- Prepare students – set expectations.
- Keep pre-class assignments reasonable.
- Be intentional about pre-class assignment media. If there is a reading assignment and a video, are they equivalent or do learners need to use both?
- Pre-class quiz should be conceptual, meant to ensure learners are prepared to interact in class.
- In-class activities should be aimed at higher order skills.
- Revise the assessment to steer toward integrative questions
- Show students you are invested in them as individuals
- Demonstrate enthusiasm for your material
- Prepare class materials and your plan to navigate the material ahead of time
- Organize your room to foster discussion and collaboration
- Set expectations with your group
PEARLS—MANAGING THE CLASSROOM
- Facilitate discussion rather than lecturing
- Redirect questions you receive to the group
- Plan questions and questioning strategies
- Allow students ample time to respond to your questions
- “The Dominating Student”: Redirect, avoid engaging, reiterate all expected to participate, meet privately
- “The Quiet Student”: Ask a question you know they know, pair-share, reinforce contributions, meet privately
- Plan use of the white board—sketch it out—use a “parking lot”, note key points.
- Ask students for feedback before the end of the course.
» Facilitating Small Groups—Summary (PDF)

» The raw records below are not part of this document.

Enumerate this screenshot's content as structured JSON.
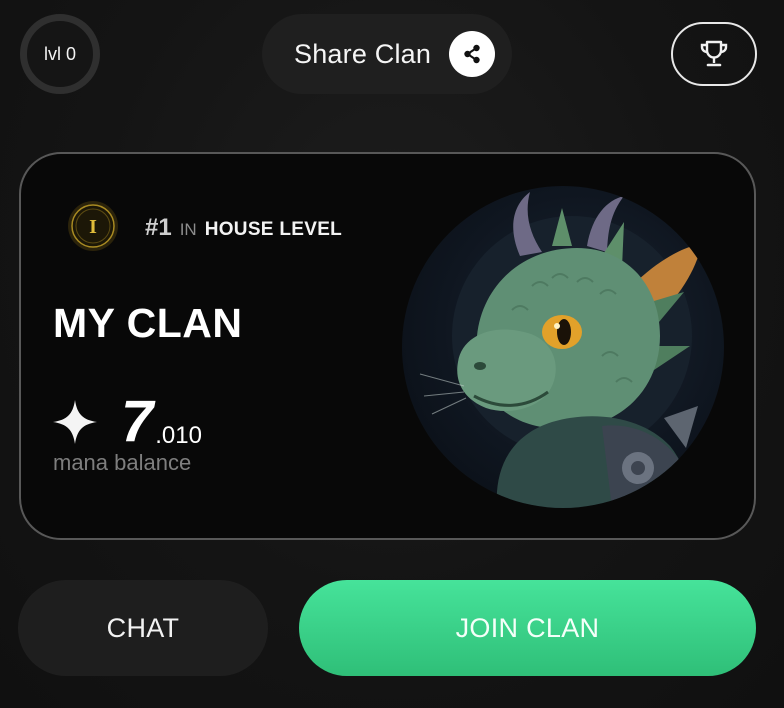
{
  "header": {
    "level_label": "lvl 0",
    "share_label": "Share Clan",
    "share_icon": "share-icon",
    "trophy_icon": "trophy-icon"
  },
  "card": {
    "rank_badge_letter": "I",
    "rank_number": "#1",
    "rank_in": "IN",
    "rank_category": "HOUSE LEVEL",
    "clan_name": "MY CLAN",
    "mana_integer": "7",
    "mana_decimal": ".010",
    "mana_label": "mana balance",
    "avatar_icon": "dragon-avatar"
  },
  "actions": {
    "chat_label": "CHAT",
    "join_label": "JOIN CLAN"
  },
  "colors": {
    "background": "#121212",
    "card_border": "#585858",
    "accent_green": "#3fd68c",
    "badge_gold": "#c9a227"
  }
}
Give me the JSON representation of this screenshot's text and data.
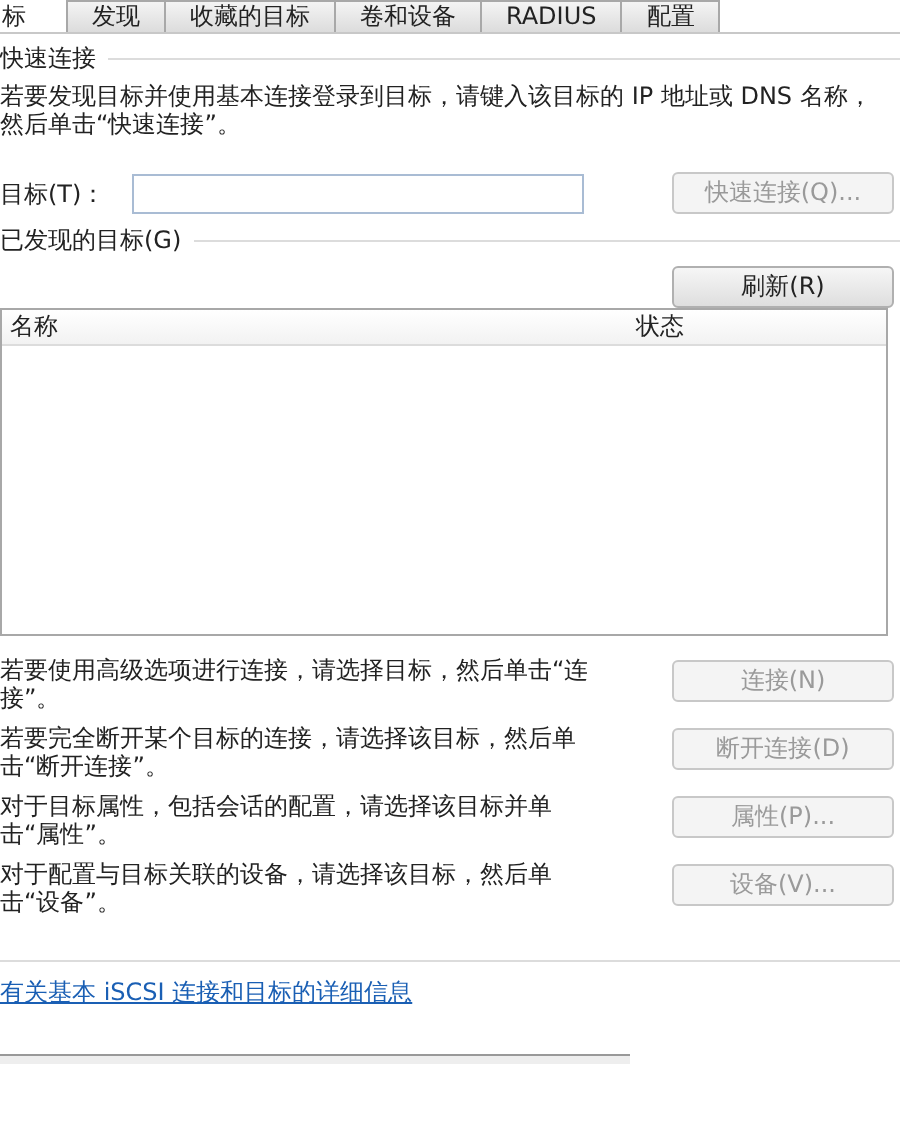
{
  "tabs": [
    {
      "label": "标",
      "selected": true
    },
    {
      "label": "发现",
      "selected": false
    },
    {
      "label": "收藏的目标",
      "selected": false
    },
    {
      "label": "卷和设备",
      "selected": false
    },
    {
      "label": "RADIUS",
      "selected": false
    },
    {
      "label": "配置",
      "selected": false
    }
  ],
  "quick_connect": {
    "title": "快速连接",
    "description": "若要发现目标并使用基本连接登录到目标，请键入该目标的 IP 地址或 DNS 名称，然后单击“快速连接”。",
    "target_label": "目标(T)：",
    "button": {
      "label": "快速连接(Q)...",
      "disabled": true
    }
  },
  "discovered": {
    "title": "已发现的目标(G)",
    "refresh": {
      "label": "刷新(R)",
      "disabled": false
    },
    "columns": [
      "名称",
      "状态"
    ]
  },
  "actions": [
    {
      "text": "若要使用高级选项进行连接，请选择目标，然后单击“连接”。",
      "button": "连接(N)",
      "disabled": true
    },
    {
      "text": "若要完全断开某个目标的连接，请选择该目标，然后单击“断开连接”。",
      "button": "断开连接(D)",
      "disabled": true
    },
    {
      "text": "对于目标属性，包括会话的配置，请选择该目标并单击“属性”。",
      "button": "属性(P)...",
      "disabled": true
    },
    {
      "text": "对于配置与目标关联的设备，请选择该目标，然后单击“设备”。",
      "button": "设备(V)...",
      "disabled": true
    }
  ],
  "help_link": "有关基本 iSCSI 连接和目标的详细信息"
}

- Learner-centered teaching is an approach that seeks to develop independent learners by encouraging students to become aware of how they are learning and to make learning skills something they want to develop.
- Learner-centered teachers are guided by 2 questions: “How can I best promote learning?” and “How can I balance guidance and independence?”
- The critical features of learning can be grouped into Skill (content), Will (motivation) and Meta-skill (learning strategies).
- The goal of education should be shifting students’ expectations for external guidance (from the teacher) to achieving self-guidance (by the student alone).
- We can balance the friction between guidance and independence through shared guidance - maintaining a dialogue with students that allows us to adapt our instruction to their individual needs.
- Be timely with written feedback
- Consider the learning outcomes and expectations of both the program and the learner
- Begin with a brief summary
- Focus on no more than three areas of improvement
- Include reasonable detail for the learner to act on
- Echo what has already been discussed verbally
- Create a balance between appreciating, coaching and evaluating
- Suggest a plan for improvement with the learner
- Establish feedback as an expected, frequent educational routine
- Link feedback to the learners’ goals and to external objectives
- Observe with efficiency—short, targeted observations for data collection
- Focus on specific, modifiable behaviors
- Conduct timely conversations
- Utilize ADAPT: Ask–Discuss–Ask–Plan Together
- Plan future performance improvements
- Test items should map to specific course objectives and should focus on important concepts.
- Items should assess application of knowledge, not recall of isolated facts.
- Item stem/lead-ins must pose clear and focused questions.
- Avoid trivial or overly tricky/complex questions.
- Avoid technical flaws that cue students to the correct answer, or introduce irrelevant difficulty.